The village of
Old timbers framed houses Franconian style, as they are found in Zodel and surrounding villages, show us that the founders of the village Zodel came from Franconia.
The way farming was conducted in those days, the properties in the western parts of Germany were
already divided. A further division of the farms among the sons was impossible and the search for new ground forced many people to the relatively unpopulated east. Promises, like free ground, no taxes, freedom and independence were reason enough for the settlers to join the trek to the east.
The farmers in Germany were free and independent by Germen law. Their fields and buildings were their property, which they could pass on to their sons, which they could divide and even sell. The farmer had to pay a tribute to the aristocracy of his area; the new settlers were exempt from this tax for the first 10 years. The farmer himself and his family were free and only obliged to do military service.
The houses were small and consisted of only one room for humans and animals alike and the smoke of the fire left the house through openings in the gables.
The way the village was laid out originally, along the brook, concludes that today’s main road did not exist at the founding of Zodel.
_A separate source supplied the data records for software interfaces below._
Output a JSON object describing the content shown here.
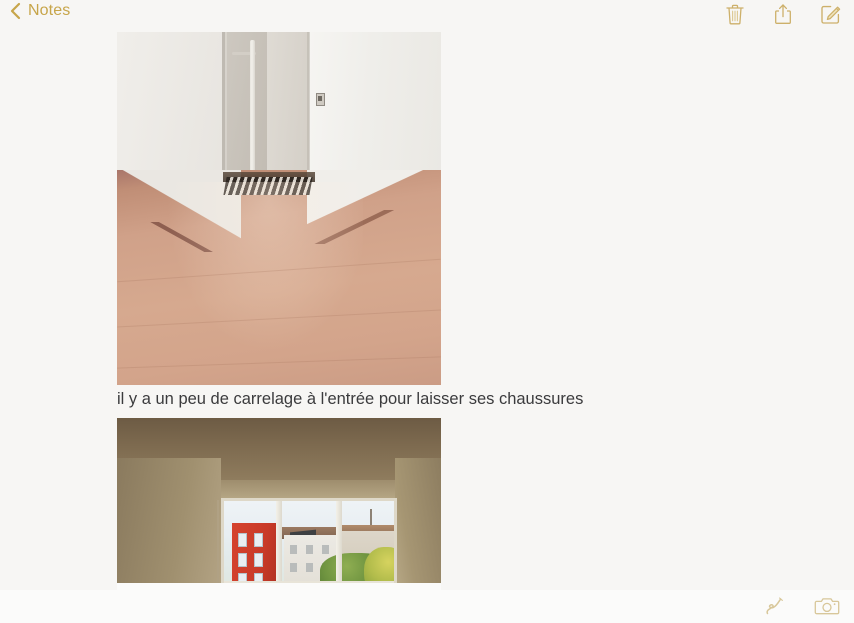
{
  "app": {
    "name": "Notes",
    "accent_color": "#c7a54a",
    "background_color": "#f7f6f4",
    "text_color": "#3b3b3d"
  },
  "topbar": {
    "back_label": "Notes",
    "back_icon": "chevron-left-icon",
    "actions": [
      {
        "name": "delete-note-button",
        "icon": "trash-icon",
        "label": "Delete"
      },
      {
        "name": "share-note-button",
        "icon": "share-icon",
        "label": "Share"
      },
      {
        "name": "compose-note-button",
        "icon": "compose-icon",
        "label": "New Note"
      }
    ]
  },
  "note": {
    "blocks": [
      {
        "type": "image",
        "name": "note-photo-room-empty",
        "alt": "Empty room with white walls, doorway alcove with pipe and wooden laminate floor"
      },
      {
        "type": "text",
        "name": "note-caption",
        "value": "il y a un peu de carrelage à l'entrée pour laisser ses chaussures"
      },
      {
        "type": "image",
        "name": "note-photo-room-window",
        "alt": "Room interior with large window showing a red building, white buildings and green trees outside"
      }
    ]
  },
  "bottombar": {
    "actions": [
      {
        "name": "markup-button",
        "icon": "scribble-icon",
        "label": "Markup"
      },
      {
        "name": "camera-button",
        "icon": "camera-icon",
        "label": "Camera"
      }
    ]
  }
}
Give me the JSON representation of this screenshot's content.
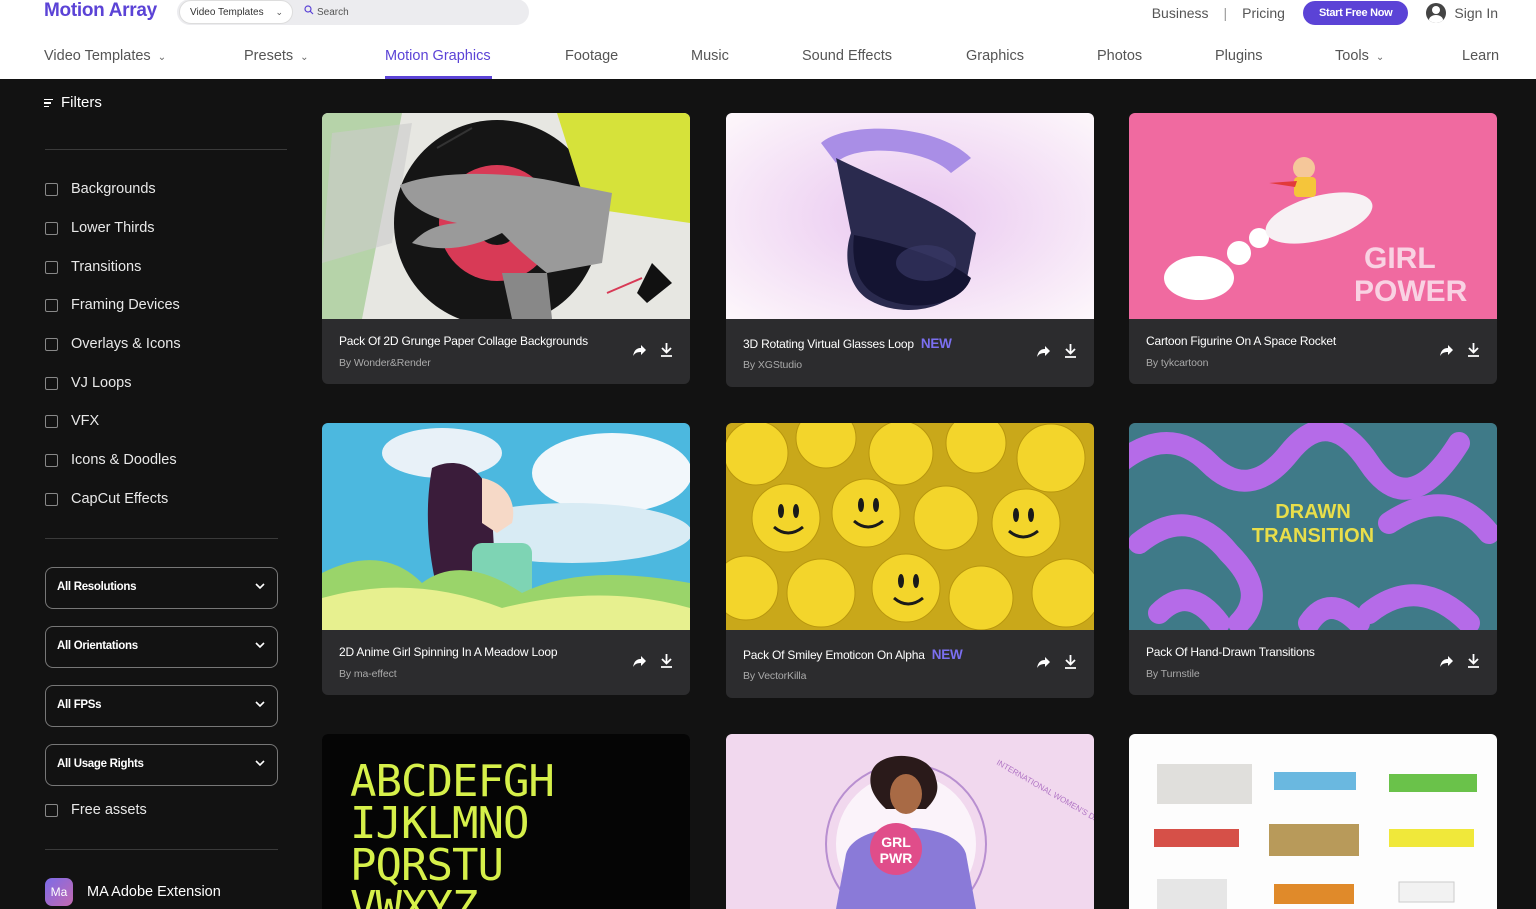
{
  "header": {
    "logo": "Motion Array",
    "search_type": "Video Templates",
    "search_placeholder": "Search",
    "links": [
      "Business",
      "Pricing"
    ],
    "start_button": "Start Free Now",
    "sign_in": "Sign In"
  },
  "nav": {
    "items": [
      {
        "label": "Video Templates"
      },
      {
        "label": "Presets"
      },
      {
        "label": "Motion Graphics"
      },
      {
        "label": "Footage"
      },
      {
        "label": "Music"
      },
      {
        "label": "Sound Effects"
      },
      {
        "label": "Graphics"
      },
      {
        "label": "Photos"
      },
      {
        "label": "Plugins"
      },
      {
        "label": "Tools"
      },
      {
        "label": "Learn"
      }
    ],
    "active": "Motion Graphics"
  },
  "sidebar": {
    "filters_label": "Filters",
    "categories": [
      "Backgrounds",
      "Lower Thirds",
      "Transitions",
      "Framing Devices",
      "Overlays & Icons",
      "VJ Loops",
      "VFX",
      "Icons & Doodles",
      "CapCut Effects"
    ],
    "selects": [
      "All Resolutions",
      "All Orientations",
      "All FPSs",
      "All Usage Rights"
    ],
    "free_assets": "Free assets",
    "extension_badge": "Ma",
    "extension_label": "MA Adobe Extension"
  },
  "cards": [
    {
      "title": "Pack Of 2D Grunge Paper Collage Backgrounds",
      "author": "By Wonder&Render",
      "badge": ""
    },
    {
      "title": "3D Rotating Virtual Glasses Loop",
      "author": "By XGStudio",
      "badge": "NEW"
    },
    {
      "title": "Cartoon Figurine On A Space Rocket",
      "author": "By tykcartoon",
      "badge": ""
    },
    {
      "title": "2D Anime Girl Spinning In A Meadow Loop",
      "author": "By ma-effect",
      "badge": ""
    },
    {
      "title": "Pack Of Smiley Emoticon On Alpha",
      "author": "By VectorKilla",
      "badge": "NEW"
    },
    {
      "title": "Pack Of Hand-Drawn Transitions",
      "author": "By Turnstile",
      "badge": ""
    }
  ],
  "thumb_text": {
    "girl_power": [
      "GIRL",
      "POWER"
    ],
    "drawn_transition": [
      "DRAWN",
      "TRANSITION"
    ],
    "alphabet_rows": [
      "ABCDEFGH",
      "IJKLMNO",
      "PQRSTU",
      "VWXYZ"
    ],
    "grl_pwr": [
      "GRL",
      "PWR"
    ],
    "womens_day": "INTERNATIONAL WOMEN'S DAY"
  },
  "colors": {
    "accent": "#5b43d6",
    "new_badge": "#7b6ff0",
    "background": "#121212",
    "card": "#2c2c2e"
  }
}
The oldest construction pieces of the church date back to the early 1320 and before that a wooden Chappell, which dated back to the 13th century and leaves us with the conclusion that the village Zodel existed already in the mid 12th century as a proper settlement, because only settled villages could erect a church. The first mention of the church of Zodel is found in a book in the library of the Bishop of Meissen dated 1346.
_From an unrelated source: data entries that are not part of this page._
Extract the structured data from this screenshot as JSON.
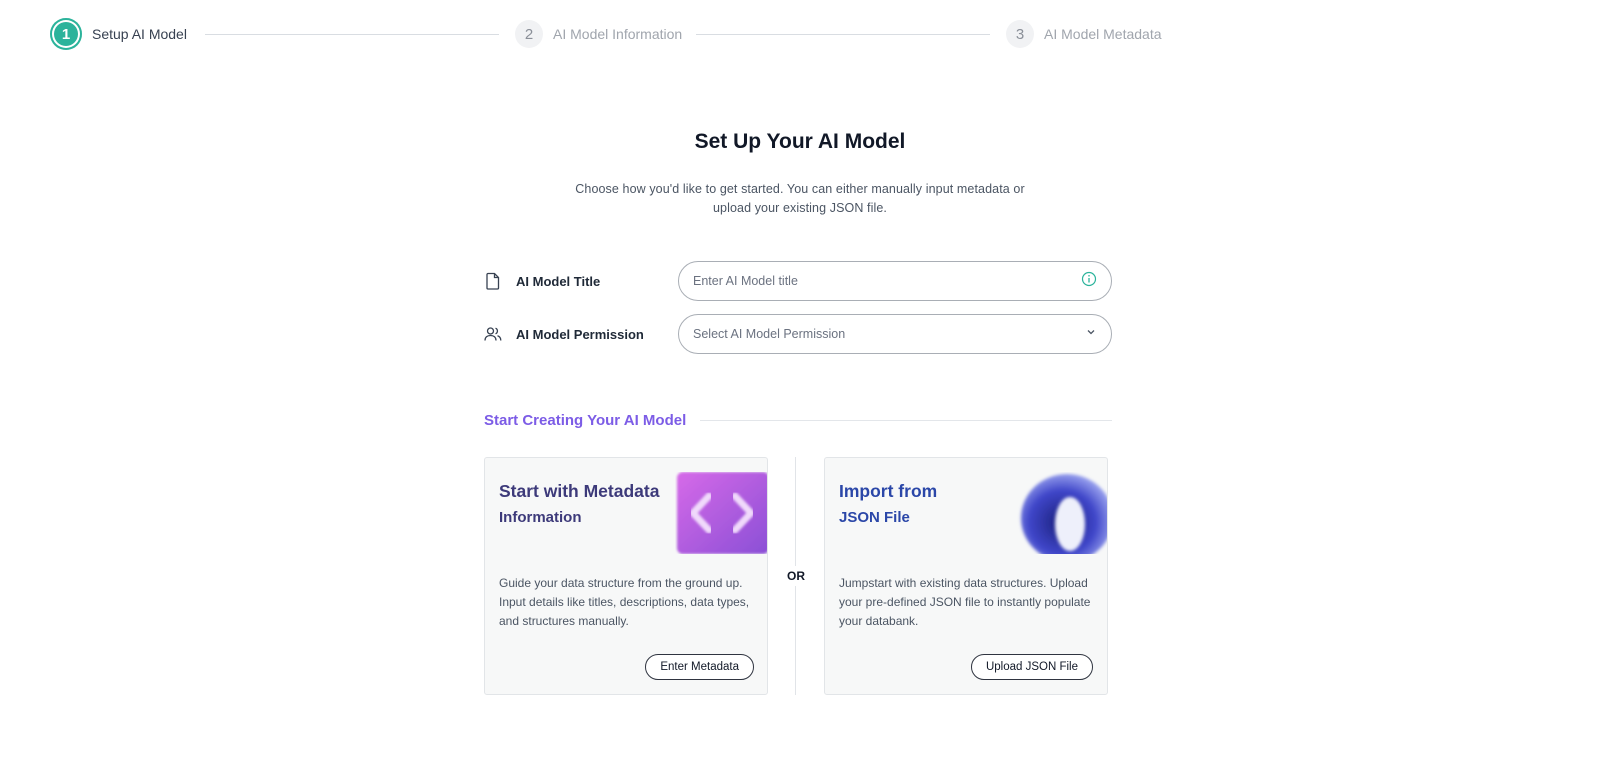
{
  "stepper": {
    "steps": [
      {
        "number": "1",
        "label": "Setup AI Model",
        "state": "active"
      },
      {
        "number": "2",
        "label": "AI Model Information",
        "state": "inactive"
      },
      {
        "number": "3",
        "label": "AI Model Metadata",
        "state": "inactive"
      }
    ]
  },
  "header": {
    "title": "Set Up Your AI Model",
    "subtitle": "Choose how you'd like to get started. You can either manually input metadata or upload your existing JSON file."
  },
  "form": {
    "title_field": {
      "label": "AI Model Title",
      "placeholder": "Enter AI Model title",
      "icon": "document-icon",
      "trailing_icon": "info-icon"
    },
    "permission_field": {
      "label": "AI Model Permission",
      "selected": "Select AI Model Permission",
      "icon": "users-icon",
      "trailing_icon": "chevron-down-icon"
    }
  },
  "section": {
    "heading": "Start Creating Your AI Model"
  },
  "cards": {
    "metadata": {
      "title_line1": "Start with Metadata",
      "title_line2": "Information",
      "description": "Guide your data structure from the ground up. Input details like titles, descriptions, data types, and structures manually.",
      "button": "Enter Metadata",
      "icon": "code-brackets-icon"
    },
    "or_label": "OR",
    "json": {
      "title_line1": "Import from",
      "title_line2": "JSON File",
      "description": "Jumpstart with existing data structures. Upload your pre-defined JSON file to instantly populate your databank.",
      "button": "Upload JSON File",
      "icon": "ring-3d-icon"
    }
  },
  "colors": {
    "accent_teal": "#2bb39b",
    "accent_purple": "#7c5ce6",
    "card_title_blue": "#2b47a8"
  }
}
There are two interpretations about the origin of the name Zodel .
Here it is said that it originates from the sorbian word CZODJEL -czo = behinddjel = the mountainmeaning = behind the mountain. Even though the village of Zodel cannot be seen from a far distance, there is no mountain close to Zodel. The chronicler finds this interpretation very daring and tends more to the 2nd variant.
Seen from the village of Lissa , which Zodel was a part of in the olden days, Zodel appeared to look like a small corner. The old Germanic word for corner was Zoil or Coil and the development of the word Coil to Codil and than Czodel to today’s Zodel is more likely.
Zodel was mentioned in a document dating back to 1362 as Czodil and some years later in 1397 as Czodel.
In fact, Zodel is a German settlement with settlers from Franconia, it is very doubtful that they would have chosen a name from a foreign.
Return to the top of Zodel founding